Consumer Finance Profiles

To assess the consumer finance profile of rural Southerners, the Bureau examined the “prevalence of and typical balances on credit cards, auto loans, mortgages, and student loans” of rural Southerners. Additionally, the Bureau compared the breakdown of credit scores in the Southern region with other borrowers across the country. Overall, the Bureau’s examination clarified that the rural South is behind the rest of the county in most areas of consumer financial health, with the discrepancies more pronounced in PPCs. Major takeaways include:

  • Consumers in the rural Southern region “are 10.6 percent less likely to have a credit card and 17.9 percent less likely to have an outstanding mortgage” compared to the national average. The report indicates that the deficiencies in the rural Southern region might be the result of increased difficulty in accessing credit.
  • The burden of consumer debt is higher for rural Southerners compared to the national average. For example, while the number of rural Southerners with an auto loan is similar to the national average, the median auto loan balance as a percentage of median income is 40% for rural southerners compared to 26% nationwide. In PPCs, “the median ratio rises to 46 percent.”
  • The average deep subprime or subprime credit score nationwide is 26% but is 37% for the rural Southern region. Moreover, the average prime or super-prime credit score nationwide is 63% but only 49% in the rural Southern region.
  • On average, rural Southerners pay higher interest rates on consumer credit products.

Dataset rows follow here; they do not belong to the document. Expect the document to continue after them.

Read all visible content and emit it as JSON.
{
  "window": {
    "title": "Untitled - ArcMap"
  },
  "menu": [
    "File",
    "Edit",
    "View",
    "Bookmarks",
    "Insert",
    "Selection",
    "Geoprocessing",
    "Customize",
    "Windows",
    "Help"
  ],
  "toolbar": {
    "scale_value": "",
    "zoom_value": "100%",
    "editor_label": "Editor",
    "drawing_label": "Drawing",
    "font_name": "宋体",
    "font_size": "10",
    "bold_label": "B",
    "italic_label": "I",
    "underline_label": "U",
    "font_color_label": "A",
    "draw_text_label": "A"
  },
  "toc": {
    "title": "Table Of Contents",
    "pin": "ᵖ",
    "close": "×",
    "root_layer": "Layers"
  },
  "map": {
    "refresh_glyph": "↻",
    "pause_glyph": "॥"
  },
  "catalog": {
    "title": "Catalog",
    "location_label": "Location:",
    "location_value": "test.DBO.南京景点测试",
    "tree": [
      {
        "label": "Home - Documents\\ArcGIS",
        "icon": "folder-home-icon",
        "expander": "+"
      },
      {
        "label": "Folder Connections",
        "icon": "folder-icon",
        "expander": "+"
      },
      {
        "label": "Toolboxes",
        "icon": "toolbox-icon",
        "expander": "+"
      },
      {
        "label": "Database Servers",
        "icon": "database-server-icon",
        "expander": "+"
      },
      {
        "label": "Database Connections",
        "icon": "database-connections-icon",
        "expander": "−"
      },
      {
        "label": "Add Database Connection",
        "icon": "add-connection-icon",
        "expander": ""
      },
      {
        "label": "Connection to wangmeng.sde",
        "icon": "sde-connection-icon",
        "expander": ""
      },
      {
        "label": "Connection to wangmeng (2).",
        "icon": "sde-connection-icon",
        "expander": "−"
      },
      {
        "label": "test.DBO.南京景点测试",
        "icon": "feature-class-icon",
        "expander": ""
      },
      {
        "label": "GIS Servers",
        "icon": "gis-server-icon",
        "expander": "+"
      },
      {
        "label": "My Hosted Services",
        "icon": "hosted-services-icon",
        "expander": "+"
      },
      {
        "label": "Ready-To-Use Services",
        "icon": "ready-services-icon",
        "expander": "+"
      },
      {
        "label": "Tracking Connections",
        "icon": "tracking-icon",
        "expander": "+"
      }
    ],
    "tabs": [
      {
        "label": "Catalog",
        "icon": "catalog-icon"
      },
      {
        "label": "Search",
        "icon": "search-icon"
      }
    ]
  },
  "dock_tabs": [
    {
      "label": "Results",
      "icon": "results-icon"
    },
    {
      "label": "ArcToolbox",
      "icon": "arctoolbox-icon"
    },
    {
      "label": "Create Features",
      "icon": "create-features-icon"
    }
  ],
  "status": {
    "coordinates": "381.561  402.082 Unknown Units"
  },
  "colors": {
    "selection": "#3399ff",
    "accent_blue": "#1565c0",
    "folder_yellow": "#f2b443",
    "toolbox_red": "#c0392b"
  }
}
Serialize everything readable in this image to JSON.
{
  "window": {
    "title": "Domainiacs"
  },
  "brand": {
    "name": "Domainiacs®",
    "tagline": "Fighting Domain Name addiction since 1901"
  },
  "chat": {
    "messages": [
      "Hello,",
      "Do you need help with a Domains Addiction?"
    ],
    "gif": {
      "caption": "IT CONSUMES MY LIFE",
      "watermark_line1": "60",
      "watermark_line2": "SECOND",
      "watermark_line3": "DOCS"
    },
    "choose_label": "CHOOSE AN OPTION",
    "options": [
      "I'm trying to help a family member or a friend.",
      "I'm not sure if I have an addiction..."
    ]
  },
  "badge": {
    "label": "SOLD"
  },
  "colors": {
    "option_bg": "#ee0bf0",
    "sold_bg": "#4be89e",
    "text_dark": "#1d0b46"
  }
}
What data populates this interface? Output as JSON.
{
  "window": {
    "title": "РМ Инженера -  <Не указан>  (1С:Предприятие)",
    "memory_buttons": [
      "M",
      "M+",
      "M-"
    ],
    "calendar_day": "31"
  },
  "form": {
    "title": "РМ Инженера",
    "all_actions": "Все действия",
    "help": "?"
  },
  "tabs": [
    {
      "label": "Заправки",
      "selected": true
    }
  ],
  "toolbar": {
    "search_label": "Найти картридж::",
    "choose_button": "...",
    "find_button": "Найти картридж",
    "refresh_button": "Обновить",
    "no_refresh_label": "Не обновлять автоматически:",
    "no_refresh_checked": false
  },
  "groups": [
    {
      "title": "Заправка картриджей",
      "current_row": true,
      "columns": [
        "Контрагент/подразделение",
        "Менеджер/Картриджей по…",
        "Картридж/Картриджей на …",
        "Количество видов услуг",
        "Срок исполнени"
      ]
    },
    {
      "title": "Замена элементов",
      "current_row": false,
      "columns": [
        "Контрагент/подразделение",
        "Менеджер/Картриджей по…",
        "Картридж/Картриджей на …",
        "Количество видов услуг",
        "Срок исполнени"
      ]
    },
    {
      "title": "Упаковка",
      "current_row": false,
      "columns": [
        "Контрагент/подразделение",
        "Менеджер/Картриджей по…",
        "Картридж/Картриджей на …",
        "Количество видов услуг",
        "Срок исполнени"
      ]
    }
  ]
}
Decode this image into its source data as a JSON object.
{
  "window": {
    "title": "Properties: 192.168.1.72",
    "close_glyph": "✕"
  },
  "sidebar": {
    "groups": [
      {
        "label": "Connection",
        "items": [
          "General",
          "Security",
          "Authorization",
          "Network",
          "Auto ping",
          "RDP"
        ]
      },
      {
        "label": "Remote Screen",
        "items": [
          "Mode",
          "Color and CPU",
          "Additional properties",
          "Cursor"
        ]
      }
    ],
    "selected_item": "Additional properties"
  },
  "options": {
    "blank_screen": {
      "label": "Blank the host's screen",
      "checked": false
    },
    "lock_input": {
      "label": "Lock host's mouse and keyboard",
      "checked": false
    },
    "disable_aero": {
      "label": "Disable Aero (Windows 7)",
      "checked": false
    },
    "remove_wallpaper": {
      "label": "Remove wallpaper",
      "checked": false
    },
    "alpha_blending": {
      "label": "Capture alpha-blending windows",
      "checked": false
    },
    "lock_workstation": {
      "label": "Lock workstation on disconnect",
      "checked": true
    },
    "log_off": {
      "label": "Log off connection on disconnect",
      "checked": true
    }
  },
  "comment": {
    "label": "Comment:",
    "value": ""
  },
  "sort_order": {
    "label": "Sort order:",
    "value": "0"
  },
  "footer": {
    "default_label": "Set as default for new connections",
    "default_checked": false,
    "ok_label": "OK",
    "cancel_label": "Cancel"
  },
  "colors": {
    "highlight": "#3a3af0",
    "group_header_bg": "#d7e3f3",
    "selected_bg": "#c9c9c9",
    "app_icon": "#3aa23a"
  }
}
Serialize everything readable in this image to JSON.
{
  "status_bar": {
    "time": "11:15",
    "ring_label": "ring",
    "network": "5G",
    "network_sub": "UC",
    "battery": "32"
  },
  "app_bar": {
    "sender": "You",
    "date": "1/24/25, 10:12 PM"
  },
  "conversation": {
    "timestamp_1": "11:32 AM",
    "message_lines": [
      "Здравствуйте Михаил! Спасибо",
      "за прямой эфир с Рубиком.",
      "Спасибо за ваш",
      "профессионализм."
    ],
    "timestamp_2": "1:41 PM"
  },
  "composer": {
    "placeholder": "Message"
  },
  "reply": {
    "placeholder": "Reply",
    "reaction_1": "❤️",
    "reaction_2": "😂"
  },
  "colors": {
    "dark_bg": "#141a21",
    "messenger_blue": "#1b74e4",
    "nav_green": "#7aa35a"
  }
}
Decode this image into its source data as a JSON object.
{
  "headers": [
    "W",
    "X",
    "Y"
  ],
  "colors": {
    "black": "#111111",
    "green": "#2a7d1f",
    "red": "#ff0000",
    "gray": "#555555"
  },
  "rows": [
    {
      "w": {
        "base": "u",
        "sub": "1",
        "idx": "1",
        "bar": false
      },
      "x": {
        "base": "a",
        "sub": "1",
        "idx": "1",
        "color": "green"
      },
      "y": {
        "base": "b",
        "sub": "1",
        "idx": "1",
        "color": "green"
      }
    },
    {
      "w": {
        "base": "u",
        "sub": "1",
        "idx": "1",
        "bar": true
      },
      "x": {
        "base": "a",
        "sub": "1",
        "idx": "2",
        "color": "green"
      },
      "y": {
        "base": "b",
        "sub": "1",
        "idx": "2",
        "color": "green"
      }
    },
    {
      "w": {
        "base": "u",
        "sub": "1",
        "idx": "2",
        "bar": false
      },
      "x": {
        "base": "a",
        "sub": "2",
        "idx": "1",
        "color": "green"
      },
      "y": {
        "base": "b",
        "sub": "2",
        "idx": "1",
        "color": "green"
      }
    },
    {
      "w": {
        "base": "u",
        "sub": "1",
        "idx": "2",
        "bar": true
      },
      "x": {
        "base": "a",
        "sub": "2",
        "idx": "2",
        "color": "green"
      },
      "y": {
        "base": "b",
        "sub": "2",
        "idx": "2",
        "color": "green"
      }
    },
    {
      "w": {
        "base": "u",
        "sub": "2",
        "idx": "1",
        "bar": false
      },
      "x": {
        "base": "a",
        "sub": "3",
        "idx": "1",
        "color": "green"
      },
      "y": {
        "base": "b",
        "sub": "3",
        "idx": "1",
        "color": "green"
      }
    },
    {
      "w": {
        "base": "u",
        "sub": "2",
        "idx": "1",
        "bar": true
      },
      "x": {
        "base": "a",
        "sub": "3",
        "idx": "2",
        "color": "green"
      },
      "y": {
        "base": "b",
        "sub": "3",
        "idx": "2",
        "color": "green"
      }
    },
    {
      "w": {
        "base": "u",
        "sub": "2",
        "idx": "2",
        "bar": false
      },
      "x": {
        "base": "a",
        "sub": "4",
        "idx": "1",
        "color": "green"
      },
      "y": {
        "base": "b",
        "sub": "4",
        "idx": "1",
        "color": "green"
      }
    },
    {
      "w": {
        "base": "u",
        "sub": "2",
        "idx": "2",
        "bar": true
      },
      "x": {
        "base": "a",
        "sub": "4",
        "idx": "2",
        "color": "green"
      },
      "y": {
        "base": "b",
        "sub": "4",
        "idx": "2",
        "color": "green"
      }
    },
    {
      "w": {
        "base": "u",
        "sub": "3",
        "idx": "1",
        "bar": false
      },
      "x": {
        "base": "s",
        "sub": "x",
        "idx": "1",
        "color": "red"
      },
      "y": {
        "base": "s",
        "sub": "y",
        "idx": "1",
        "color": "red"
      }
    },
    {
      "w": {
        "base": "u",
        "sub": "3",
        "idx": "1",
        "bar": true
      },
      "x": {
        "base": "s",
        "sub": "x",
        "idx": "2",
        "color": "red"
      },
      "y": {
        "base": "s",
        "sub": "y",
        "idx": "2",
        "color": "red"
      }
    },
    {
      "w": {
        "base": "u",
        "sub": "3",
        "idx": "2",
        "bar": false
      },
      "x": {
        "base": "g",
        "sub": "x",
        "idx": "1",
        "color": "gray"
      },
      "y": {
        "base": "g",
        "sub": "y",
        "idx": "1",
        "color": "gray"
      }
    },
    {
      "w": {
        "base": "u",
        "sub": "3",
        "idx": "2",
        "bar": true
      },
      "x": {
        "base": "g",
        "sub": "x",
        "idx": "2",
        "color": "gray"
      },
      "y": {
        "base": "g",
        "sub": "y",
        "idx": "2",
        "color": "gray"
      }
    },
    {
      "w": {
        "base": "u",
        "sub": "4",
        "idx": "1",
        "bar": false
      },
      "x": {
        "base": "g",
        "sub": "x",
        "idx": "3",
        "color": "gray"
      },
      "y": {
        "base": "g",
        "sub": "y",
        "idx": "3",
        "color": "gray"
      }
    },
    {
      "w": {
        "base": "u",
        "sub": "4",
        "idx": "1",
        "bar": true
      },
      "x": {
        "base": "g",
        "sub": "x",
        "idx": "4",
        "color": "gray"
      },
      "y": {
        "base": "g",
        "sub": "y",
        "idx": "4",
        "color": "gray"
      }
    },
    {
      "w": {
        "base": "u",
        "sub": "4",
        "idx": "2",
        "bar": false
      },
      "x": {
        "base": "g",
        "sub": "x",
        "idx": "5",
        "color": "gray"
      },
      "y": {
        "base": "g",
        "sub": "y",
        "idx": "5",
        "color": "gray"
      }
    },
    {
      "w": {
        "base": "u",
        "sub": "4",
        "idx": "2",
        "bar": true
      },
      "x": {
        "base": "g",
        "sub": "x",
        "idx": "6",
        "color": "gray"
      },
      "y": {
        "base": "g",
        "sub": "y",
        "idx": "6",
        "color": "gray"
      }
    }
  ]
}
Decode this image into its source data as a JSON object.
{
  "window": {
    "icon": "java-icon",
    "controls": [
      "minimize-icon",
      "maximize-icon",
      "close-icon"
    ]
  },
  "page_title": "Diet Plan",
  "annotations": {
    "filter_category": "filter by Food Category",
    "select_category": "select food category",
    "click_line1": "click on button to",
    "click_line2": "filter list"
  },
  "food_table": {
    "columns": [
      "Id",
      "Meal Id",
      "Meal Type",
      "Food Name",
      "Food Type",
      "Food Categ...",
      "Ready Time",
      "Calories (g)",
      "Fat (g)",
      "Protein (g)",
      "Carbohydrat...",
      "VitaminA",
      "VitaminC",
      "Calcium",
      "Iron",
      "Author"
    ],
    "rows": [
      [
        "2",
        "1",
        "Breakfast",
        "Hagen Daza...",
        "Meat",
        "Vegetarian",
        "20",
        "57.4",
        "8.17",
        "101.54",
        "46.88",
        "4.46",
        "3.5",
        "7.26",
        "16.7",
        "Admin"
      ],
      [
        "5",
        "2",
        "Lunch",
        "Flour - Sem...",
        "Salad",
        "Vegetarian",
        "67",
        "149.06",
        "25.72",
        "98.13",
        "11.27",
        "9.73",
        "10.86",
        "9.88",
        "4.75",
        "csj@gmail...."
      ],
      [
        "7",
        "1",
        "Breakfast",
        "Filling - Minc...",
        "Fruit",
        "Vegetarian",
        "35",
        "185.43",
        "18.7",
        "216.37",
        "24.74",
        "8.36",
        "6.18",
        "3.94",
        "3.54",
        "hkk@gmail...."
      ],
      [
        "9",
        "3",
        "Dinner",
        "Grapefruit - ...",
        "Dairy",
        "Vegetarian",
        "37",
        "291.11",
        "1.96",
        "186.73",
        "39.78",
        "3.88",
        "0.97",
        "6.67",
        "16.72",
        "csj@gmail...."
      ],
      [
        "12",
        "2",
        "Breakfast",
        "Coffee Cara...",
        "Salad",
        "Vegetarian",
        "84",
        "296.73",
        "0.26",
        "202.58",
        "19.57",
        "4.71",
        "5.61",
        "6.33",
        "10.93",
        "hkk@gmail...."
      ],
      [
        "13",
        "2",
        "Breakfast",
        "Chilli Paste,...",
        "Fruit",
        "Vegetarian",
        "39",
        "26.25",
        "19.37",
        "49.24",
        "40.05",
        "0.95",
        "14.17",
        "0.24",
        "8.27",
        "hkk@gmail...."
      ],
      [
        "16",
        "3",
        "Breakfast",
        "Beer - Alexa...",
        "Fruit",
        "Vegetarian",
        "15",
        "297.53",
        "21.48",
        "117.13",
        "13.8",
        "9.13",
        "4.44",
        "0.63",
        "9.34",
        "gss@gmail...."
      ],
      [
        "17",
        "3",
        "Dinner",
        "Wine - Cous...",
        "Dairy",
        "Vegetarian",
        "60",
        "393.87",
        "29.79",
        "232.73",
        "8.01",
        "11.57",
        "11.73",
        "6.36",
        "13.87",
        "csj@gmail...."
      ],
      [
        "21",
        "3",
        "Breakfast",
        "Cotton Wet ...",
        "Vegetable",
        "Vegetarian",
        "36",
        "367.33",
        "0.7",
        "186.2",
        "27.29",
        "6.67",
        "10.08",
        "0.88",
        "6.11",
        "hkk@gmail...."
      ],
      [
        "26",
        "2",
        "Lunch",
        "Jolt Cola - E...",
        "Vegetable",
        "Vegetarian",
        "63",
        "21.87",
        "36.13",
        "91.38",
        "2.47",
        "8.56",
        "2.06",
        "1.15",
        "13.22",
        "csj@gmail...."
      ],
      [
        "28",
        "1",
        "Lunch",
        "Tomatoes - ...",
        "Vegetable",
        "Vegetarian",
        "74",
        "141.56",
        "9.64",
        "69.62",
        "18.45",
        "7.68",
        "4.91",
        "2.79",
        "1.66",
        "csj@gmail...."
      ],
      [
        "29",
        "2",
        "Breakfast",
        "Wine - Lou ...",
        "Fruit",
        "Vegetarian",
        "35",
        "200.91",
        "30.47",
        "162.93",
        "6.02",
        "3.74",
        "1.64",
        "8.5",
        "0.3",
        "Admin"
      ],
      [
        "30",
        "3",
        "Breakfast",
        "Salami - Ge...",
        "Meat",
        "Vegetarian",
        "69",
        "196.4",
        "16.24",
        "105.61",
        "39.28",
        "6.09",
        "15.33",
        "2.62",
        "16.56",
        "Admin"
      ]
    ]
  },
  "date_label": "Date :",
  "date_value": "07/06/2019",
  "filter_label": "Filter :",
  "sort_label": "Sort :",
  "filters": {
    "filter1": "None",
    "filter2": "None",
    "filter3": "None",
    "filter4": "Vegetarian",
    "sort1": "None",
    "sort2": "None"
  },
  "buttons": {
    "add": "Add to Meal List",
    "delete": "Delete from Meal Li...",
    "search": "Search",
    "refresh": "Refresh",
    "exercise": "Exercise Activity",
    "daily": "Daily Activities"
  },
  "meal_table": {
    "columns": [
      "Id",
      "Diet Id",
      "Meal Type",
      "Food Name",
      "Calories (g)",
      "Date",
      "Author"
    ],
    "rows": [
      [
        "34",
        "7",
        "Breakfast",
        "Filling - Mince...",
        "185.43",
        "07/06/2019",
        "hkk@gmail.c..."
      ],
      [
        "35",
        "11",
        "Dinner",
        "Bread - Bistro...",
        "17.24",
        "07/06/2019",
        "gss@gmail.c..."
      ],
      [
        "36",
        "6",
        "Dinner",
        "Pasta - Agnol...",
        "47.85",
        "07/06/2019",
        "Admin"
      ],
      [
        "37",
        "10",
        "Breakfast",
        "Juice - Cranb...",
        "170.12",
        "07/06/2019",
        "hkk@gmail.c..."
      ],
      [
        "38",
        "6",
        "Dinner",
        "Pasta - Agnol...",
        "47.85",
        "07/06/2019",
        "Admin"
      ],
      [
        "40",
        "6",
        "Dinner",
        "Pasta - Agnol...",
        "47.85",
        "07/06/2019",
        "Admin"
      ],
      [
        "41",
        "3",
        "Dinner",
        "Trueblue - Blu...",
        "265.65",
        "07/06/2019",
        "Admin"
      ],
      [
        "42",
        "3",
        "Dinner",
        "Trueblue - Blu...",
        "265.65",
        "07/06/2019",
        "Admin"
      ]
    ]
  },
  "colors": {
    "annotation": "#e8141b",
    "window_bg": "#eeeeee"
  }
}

For example, the average credit card interest rate in the rural Southern region is 18.99%, whereas the average in other rural areas is 17.74% and 17.90% nationally.

While the Bureau does not make any definitive conclusions explaining its findings, the report clearly indicates that the overall consumer financial health of the rural Southern region compared to the rest of the country is cause for concern. And if these trends continue, consumers in the region may experience increased difficulty in navigating their financial situation.

Consumer Distress and Delinquencies

The Bureau reviewed data addressing debt collections and delinquencies in the rural Southern region. The report indicates that:

  • Rural Southerners are more likely to have medical debt in collections compared to other non-rural areas and the nation. In the rural Southern region, 28% of borrowers in non-PPCs and 29% of borrowers in PPCs have had medical debt in collections over the past two years compared to 19% in other non-rural areas and 17% nationwide.
  • Rural Southern borrowers with medical debt in collections are much more likely to have other types of delinquencies. For example, 18% of rural Southerners have at least one delinquent credit card, but 38% of rural Southerners with a medical debt in collections have at least one delinquent credit card.  
  • Rural Southerners are more likely to benefit from changes in nationwide consumer reporting agencies reporting practices related to medical collections compared to consumers from other regions.

Again, the Bureau did not identify the cause of the consumer distress and delinquencies in the rural Southern region, but it did identify these issues as a point of concern that merits further review. Seeing as this is the second report in a series of reports profiling the finances of consumers in rural communities, it appears likely that the CFPB will continue to monitor and release reports on the financial health of rural communities in the rural Southern region and across the country.